a. not be likely want to do their own laundry
b. not be in a situation where someone in their household is doing laundry for them
c. would have enough to disposable income in order to afford laundry service.
d. value the time savings they get by not doing laundry

What I’m building with Lavado isn’t an impulse buy. This isn’t something you just say, ‘Alright it’s not a no brainer.’ It’s pricey enough that you have to justify doing it but if you are in a certain sort of sweet spot, it actually is a no brainer. At least that’s my assumption from a time and cost perspective.

To start of our first customer persona, I’ll start looking at single males. If I’m following along stereotypes i would assume single males are the ones who are most likely to not want to do their own laundry.

So then let’s break it down to you further. ‘Single males’ is great but there are tons of them, it’s such a wide audience.

Now let’s look at single males who are between the ages of 23 and 40. Then I want to look at perhaps jobs that could afford someone the disposable income. Because single males between 23 and 40 who works at McDonalds as fry cooks are not going to be able to afford this. But some of the single males who are attorneys or doctors or bankers will be able to afford this. So I started narrowing down different jobs and see who is a good fit.

Then the next thing I start looking at was, where do these people shop? Or what activities do these people do? So I started looking at gyms and the key here is I want to look at gyms or activities that are expensive. So clearly you have a lot of disposable income if you’re spending $200/month on gym membership vs. a $10/month planet fitness membership. This test doesn’t really indicate you’re a in a position of greater purchasing power, however this is not an exact science (yet). Now we have these different factors, I can create a profile and I can look for businesses where my potential customers might be patrons.

miami real estate heatmap
Next up, I looked at different geographic attributes. So I want people who live in certain zip codes (I looked at heat maps like this to get a better idea of rental pricing)
. The reason I’m doing this to target certain zip codes is that I’m trying to roll this out in selective areas first rather than county-wide. By selecting a few zipcodes to start my trial with, I can also control the variables better and not have to drive all around town to problem solve, should that arise.

So my customer personas could be dozens and they should be dozens. Because you want to better see and accurately track who you’re targeting and why and what makes sense logically to as far as marketing through these people. Because I could very easily just try and target any male in Florida but that doesn’t really help because I’m also targeting women. There is a big sector of men and women who are used to outsourcing services; you know cleaning services, yard services, cooking services, etc.

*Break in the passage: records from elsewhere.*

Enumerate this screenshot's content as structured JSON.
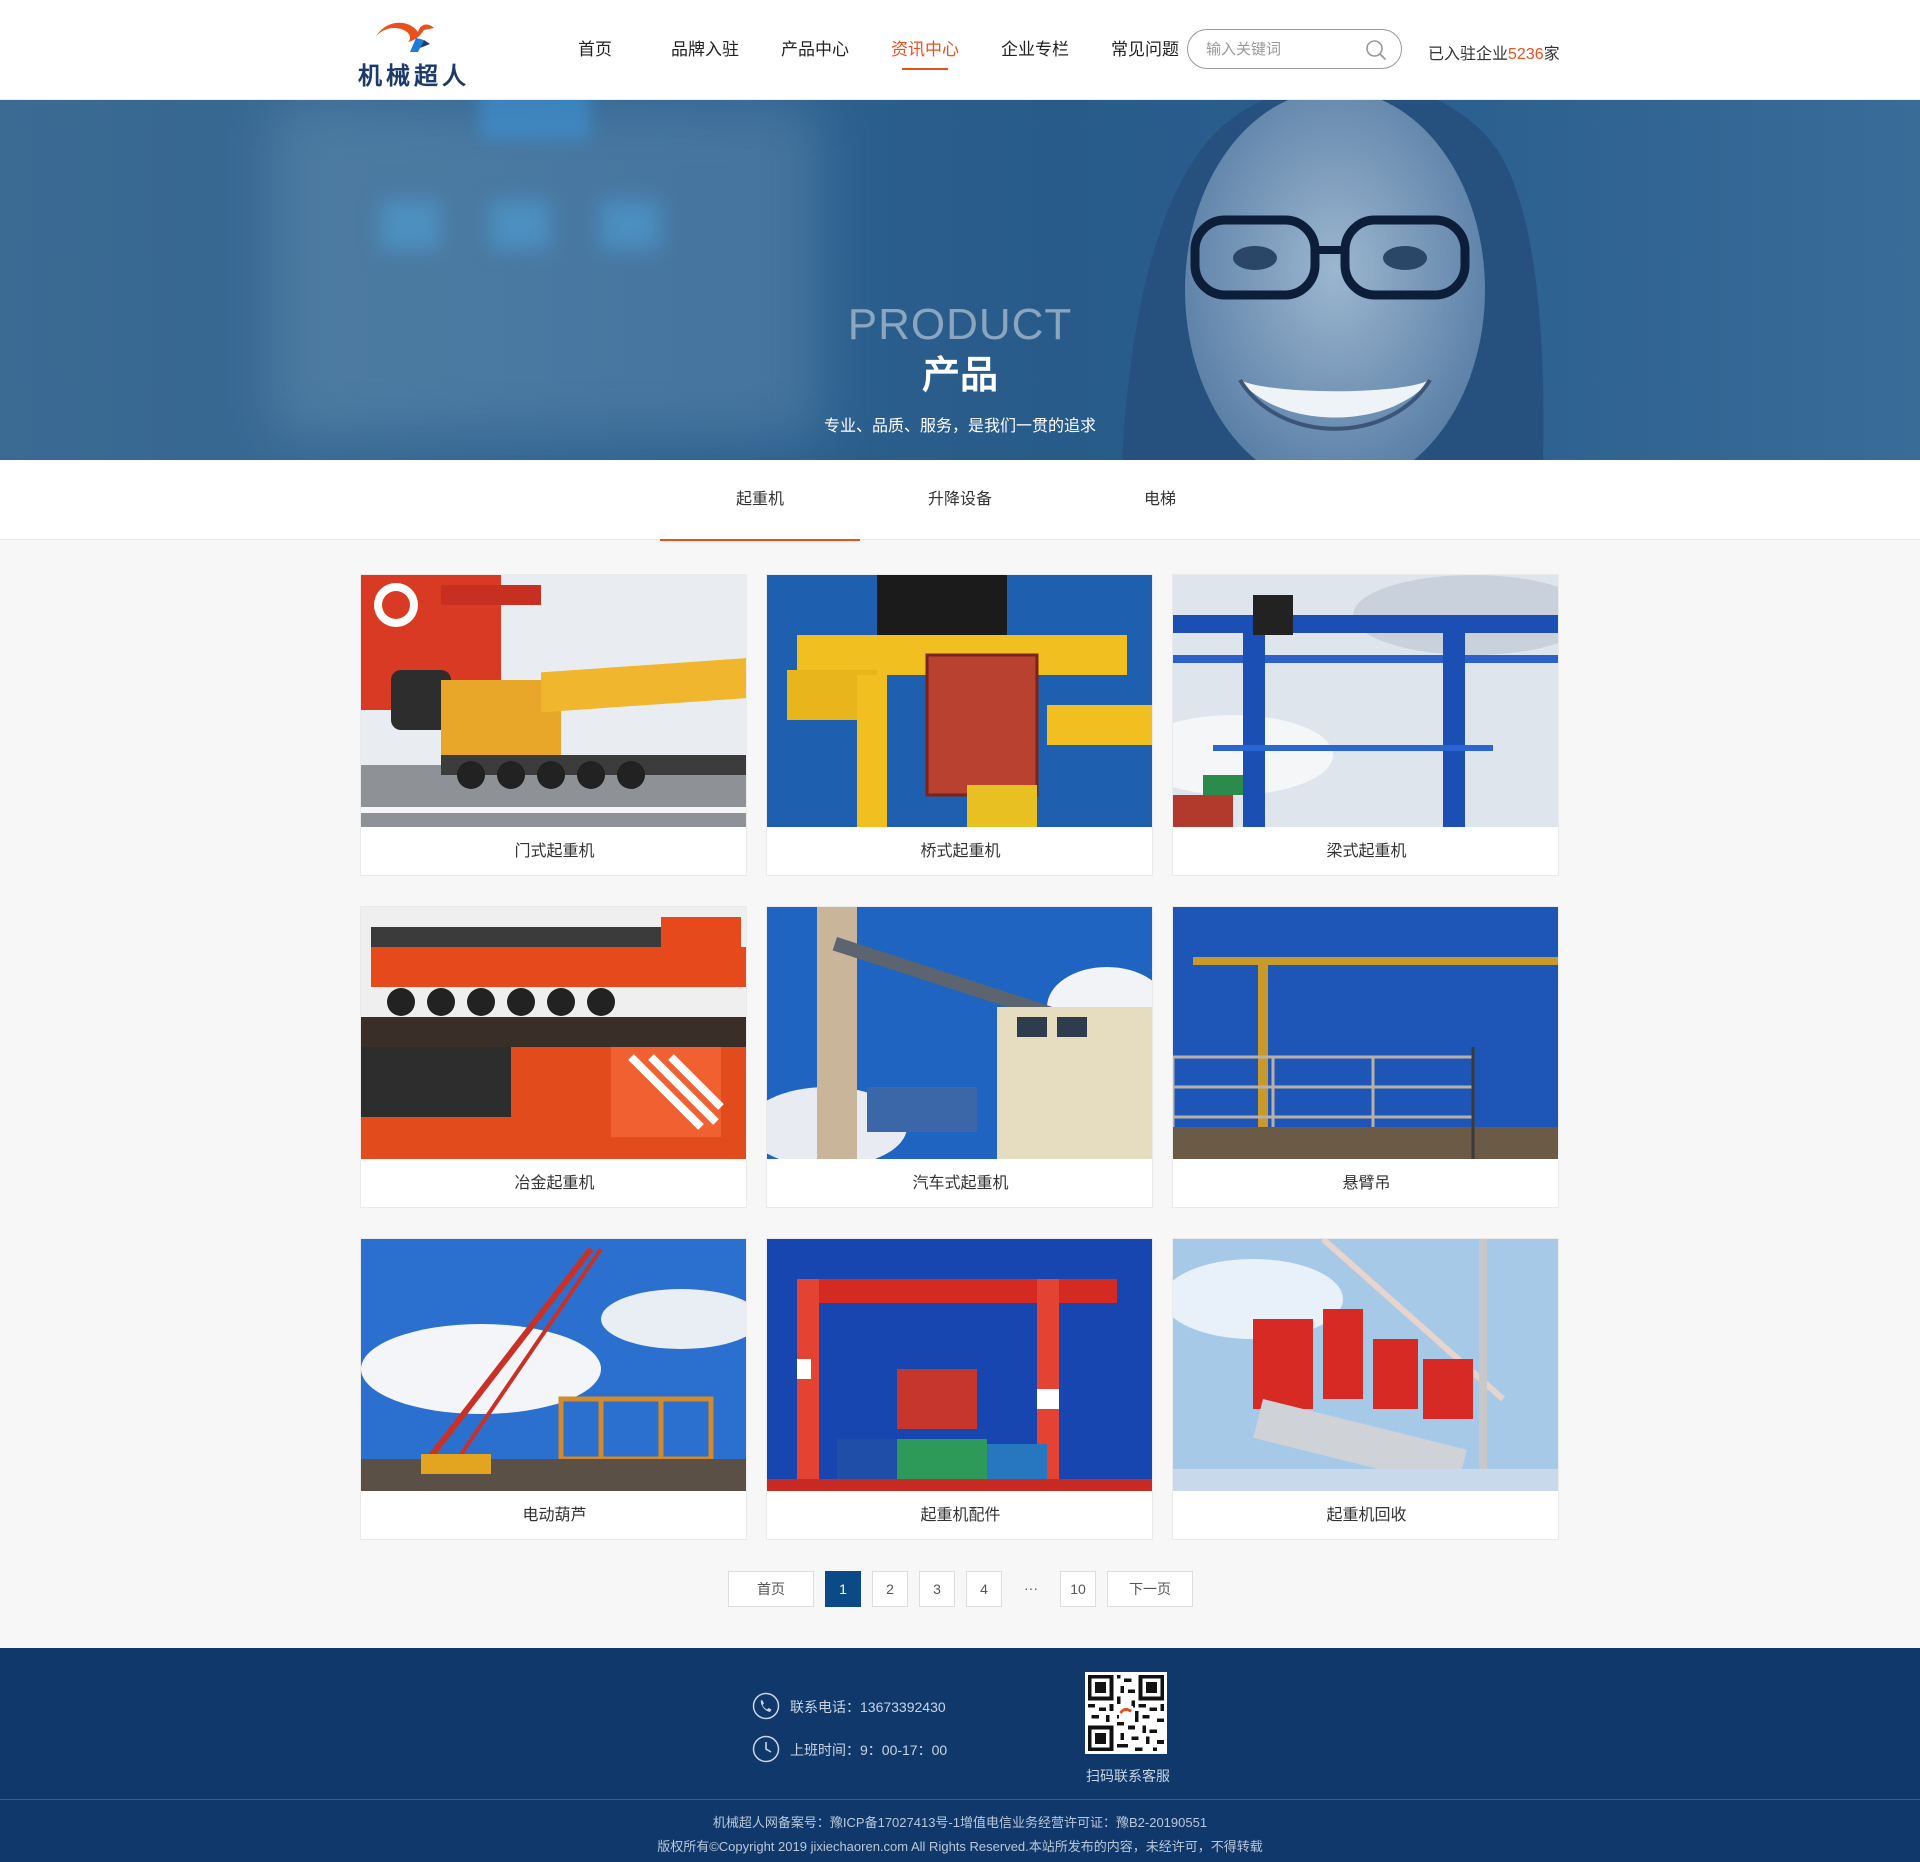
{
  "header": {
    "logo_text": "机械超人",
    "nav": [
      "首页",
      "品牌入驻",
      "产品中心",
      "资讯中心",
      "企业专栏",
      "常见问题"
    ],
    "active_nav": "资讯中心",
    "search_placeholder": "输入关键词",
    "joined_prefix": "已入驻企业",
    "joined_count": "5236",
    "joined_suffix": "家"
  },
  "banner": {
    "en": "PRODUCT",
    "cn": "产品",
    "subtitle": "专业、品质、服务，是我们一贯的追求"
  },
  "tabs": {
    "items": [
      "起重机",
      "升降设备",
      "电梯"
    ],
    "active": "起重机"
  },
  "products": [
    {
      "name": "门式起重机",
      "image": "mobile-crane-truck"
    },
    {
      "name": "桥式起重机",
      "image": "container-crane"
    },
    {
      "name": "梁式起重机",
      "image": "blue-gantry-crane"
    },
    {
      "name": "冶金起重机",
      "image": "orange-heavy-crane"
    },
    {
      "name": "汽车式起重机",
      "image": "ship-container-crane"
    },
    {
      "name": "悬臂吊",
      "image": "tower-crane"
    },
    {
      "name": "电动葫芦",
      "image": "crawler-crane"
    },
    {
      "name": "起重机配件",
      "image": "red-gantry-crane"
    },
    {
      "name": "起重机回收",
      "image": "lego-movie-crane"
    }
  ],
  "pagination": {
    "first": "首页",
    "pages": [
      "1",
      "2",
      "3",
      "4"
    ],
    "ellipsis": "···",
    "last_page": "10",
    "next": "下一页",
    "current": "1"
  },
  "footer": {
    "phone_label": "联系电话：13673392430",
    "hours_label": "上班时间：9：00-17：00",
    "qr_label": "扫码联系客服",
    "icp": "机械超人网备案号：豫ICP备17027413号-1增值电信业务经营许可证：豫B2-20190551",
    "copyright": "版权所有©Copyright 2019 jixiechaoren.com All Rights Reserved.本站所发布的内容，未经许可，不得转载"
  },
  "colors": {
    "accent": "#e8501e",
    "footer_bg": "#10386a",
    "active_page": "#0b4a86"
  }
}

So at the end of the day I ended up with close to 20 different customer personas. Whether or not they’re too narrow or not, that remains to be seen but we’ll find out soon enough which ones make the most sense, which assumptions were correct and which ones weren’t and whether or not I need to reanalyze or refocus my marketing campaigns.

Here is a sample of one of my personas (I’m tracking them all in Asana):
Mike the crossfitter: 24-28 year old, crossfit fan, likes paleo, bmw, and lives in 33131. There are probably only 500-1000 Mikes in this zipcode (but there are easily 20,000 people living in this zipcode so I can create 5-10 personas for this zipcode if I wanted to).

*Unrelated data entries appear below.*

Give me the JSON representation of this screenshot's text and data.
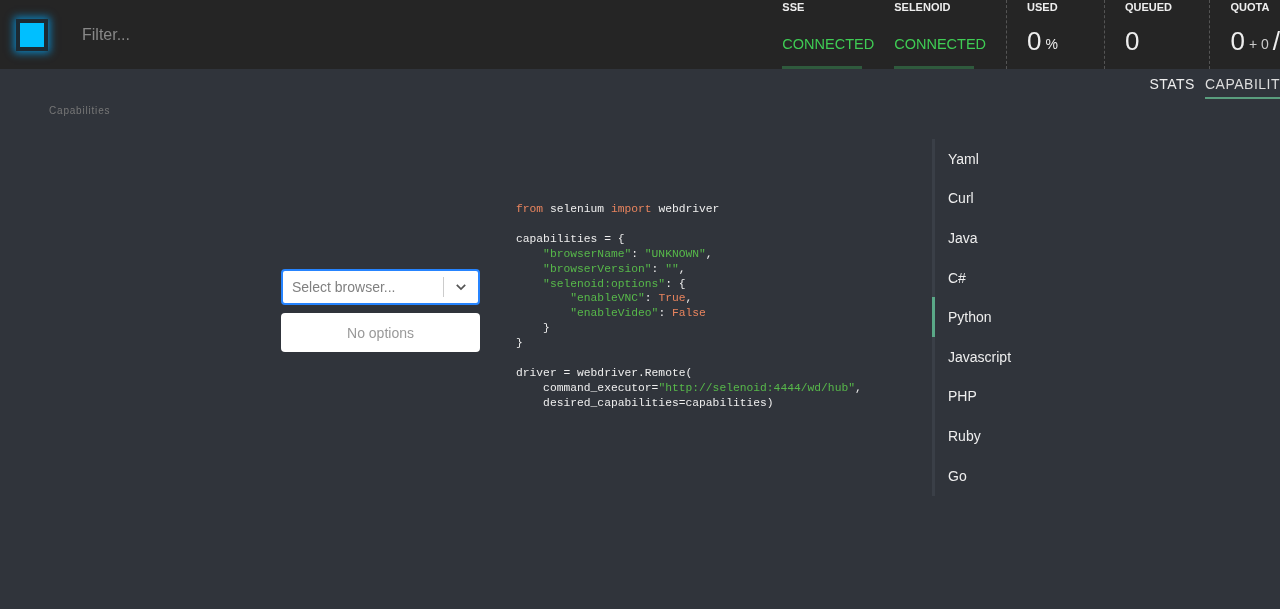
{
  "header": {
    "filter": {
      "placeholder": "Filter..."
    },
    "statuses": [
      {
        "label": "SSE",
        "value": "CONNECTED",
        "connected": true
      },
      {
        "label": "SELENOID",
        "value": "CONNECTED",
        "connected": true
      }
    ],
    "used": {
      "label": "USED",
      "value": "0",
      "unit": "%"
    },
    "queued": {
      "label": "QUEUED",
      "value": "0"
    },
    "quota": {
      "label": "QUOTA",
      "value": "0",
      "extra": "+ 0",
      "separator": "/"
    }
  },
  "tabs": [
    {
      "label": "STATS",
      "selected": false
    },
    {
      "label": "CAPABILIT",
      "selected": true
    }
  ],
  "breadcrumb": "Capabilities",
  "browser_select": {
    "placeholder": "Select browser...",
    "menu": "No options"
  },
  "code_blocks": [
    [
      [
        {
          "kind": "keyword",
          "text": "from"
        },
        {
          "kind": "plain",
          "text": " selenium "
        },
        {
          "kind": "keyword",
          "text": "import"
        },
        {
          "kind": "plain",
          "text": " webdriver"
        }
      ]
    ],
    [
      [
        {
          "kind": "plain",
          "text": "capabilities = {"
        }
      ],
      [
        {
          "kind": "string",
          "text": "    \"browserName\""
        },
        {
          "kind": "plain",
          "text": ": "
        },
        {
          "kind": "string",
          "text": "\"UNKNOWN\""
        },
        {
          "kind": "plain",
          "text": ","
        }
      ],
      [
        {
          "kind": "string",
          "text": "    \"browserVersion\""
        },
        {
          "kind": "plain",
          "text": ": "
        },
        {
          "kind": "string",
          "text": "\"\""
        },
        {
          "kind": "plain",
          "text": ","
        }
      ],
      [
        {
          "kind": "string",
          "text": "    \"selenoid:options\""
        },
        {
          "kind": "plain",
          "text": ": {"
        }
      ],
      [
        {
          "kind": "string",
          "text": "        \"enableVNC\""
        },
        {
          "kind": "plain",
          "text": ": "
        },
        {
          "kind": "keyword",
          "text": "True"
        },
        {
          "kind": "plain",
          "text": ","
        }
      ],
      [
        {
          "kind": "string",
          "text": "        \"enableVideo\""
        },
        {
          "kind": "plain",
          "text": ": "
        },
        {
          "kind": "keyword",
          "text": "False"
        }
      ],
      [
        {
          "kind": "plain",
          "text": "    }"
        }
      ],
      [
        {
          "kind": "plain",
          "text": "}"
        }
      ]
    ],
    [
      [
        {
          "kind": "plain",
          "text": "driver = webdriver.Remote("
        }
      ],
      [
        {
          "kind": "plain",
          "text": "    command_executor="
        },
        {
          "kind": "string",
          "text": "\"http://selenoid:4444/wd/hub\""
        },
        {
          "kind": "plain",
          "text": ","
        }
      ],
      [
        {
          "kind": "plain",
          "text": "    desired_capabilities=capabilities)"
        }
      ]
    ]
  ],
  "languages": [
    {
      "label": "Yaml",
      "selected": false
    },
    {
      "label": "Curl",
      "selected": false
    },
    {
      "label": "Java",
      "selected": false
    },
    {
      "label": "C#",
      "selected": false
    },
    {
      "label": "Python",
      "selected": true
    },
    {
      "label": "Javascript",
      "selected": false
    },
    {
      "label": "PHP",
      "selected": false
    },
    {
      "label": "Ruby",
      "selected": false
    },
    {
      "label": "Go",
      "selected": false
    }
  ]
}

Once I have my list of personas, I can start targeting ads at them, and see which people convert more often to which ads, and hopefully hit the sweet spot of ROI on my marketing. I have zero intention of spending money on ads which don’t convert well or generate a profit.

Now there are tons of guides on how to do this more efficiently, or effectively. Here are a few:

http://searchenginewatch.com/article/2235164/The-Quick-Guide-to-Developing-Customer-Personas
http://blog.eloqua.com/5-key-questions-to-ask-before-developing-customer-personas/

header image credit Ogilvy